Angela DiMarco returns to Harlequin as Olympe de Gouges, writer and activist. Olympe wrote some forty plays, most famously, the Declaration of the Rights of Woman and the Female Citizen, in which she challenged the practice of male authority and advocated for equal rights for women. Victoria Austin makes her Harlequin debut as Charlotte Corday, a righteous country girl who became convinced that the Revolutionary government was leading France down a dark and bloody path and decided to assassinate the Jacobin propagandist Jean-Paul Marat. The government’s response? The Reign of Terror.
Helen Harvester adds to her long and illustrious list of Harlequin appearances as Marie Antoinette, the last queen of France, who not only suffered the fate of other women who’ve wielded political power (remember “Lock her up!”), but lost her head in the process. Amanda Kemp returns to the State Theater as Marianne Angelle, a native revolutionary from the French Caribbean colony of San Domingue, working in Paris as a spy on the government, looking for critical intelligence to send home. She is shocked to find that Marie Antoinette is the only one to see her clearly. She may be a figment of de Gouges’s imagination.
Could The Revolutionists be a figment of de Gouges’s imagination as she faces the guillotine? If so, who might her audience be? Let’s let Gunderson have the last word here: “This is a universal story told in the hearts and bodies of women. They are not perfect, they are all flawed and struggling and tough, and they are funny as hell. The play is about a moment in history where the rich and the poor were lightyears apart in lifestyle, the country was in multiple wars, the debt was huge, the leaders were corrupt and greedy, there was racism, sexism, poverty, violence, and extremism. The only difference between them and us is the year and the continent.”
Lobby artist Marine Zuloyan
Paintings by Armenian-born artist Marine Zuloyan will be on display in the State Theater lobby during the run of The Revolutionists. There will be an artist’s reception Thursday, Sept. 7 in the State Theater Lobby. All are welcome! Light refreshments will be served.
Photography by Shanna Paxton Photography.
7:30 p.m. Thursday-Saturday, 2 p.m. Sunday Sept. 8-23, artist reception 5:30-6:30 p.m. Sept 7

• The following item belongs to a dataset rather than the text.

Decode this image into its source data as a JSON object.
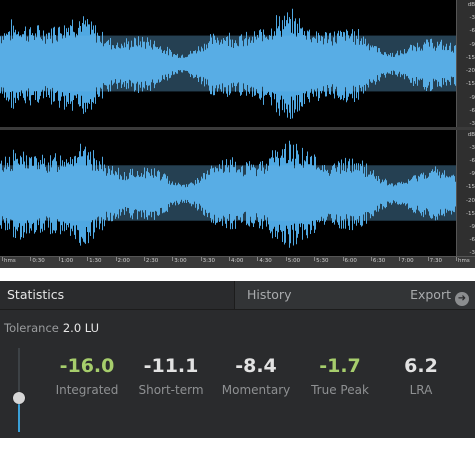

Harlequin Productions, State Theater, 202 4th Avenue East, Olympia
General $43 • Senior/Military $40 • Student/Youth $28 Groups 6+ $34.40
Rush Tickets and Pay-What-You-Choose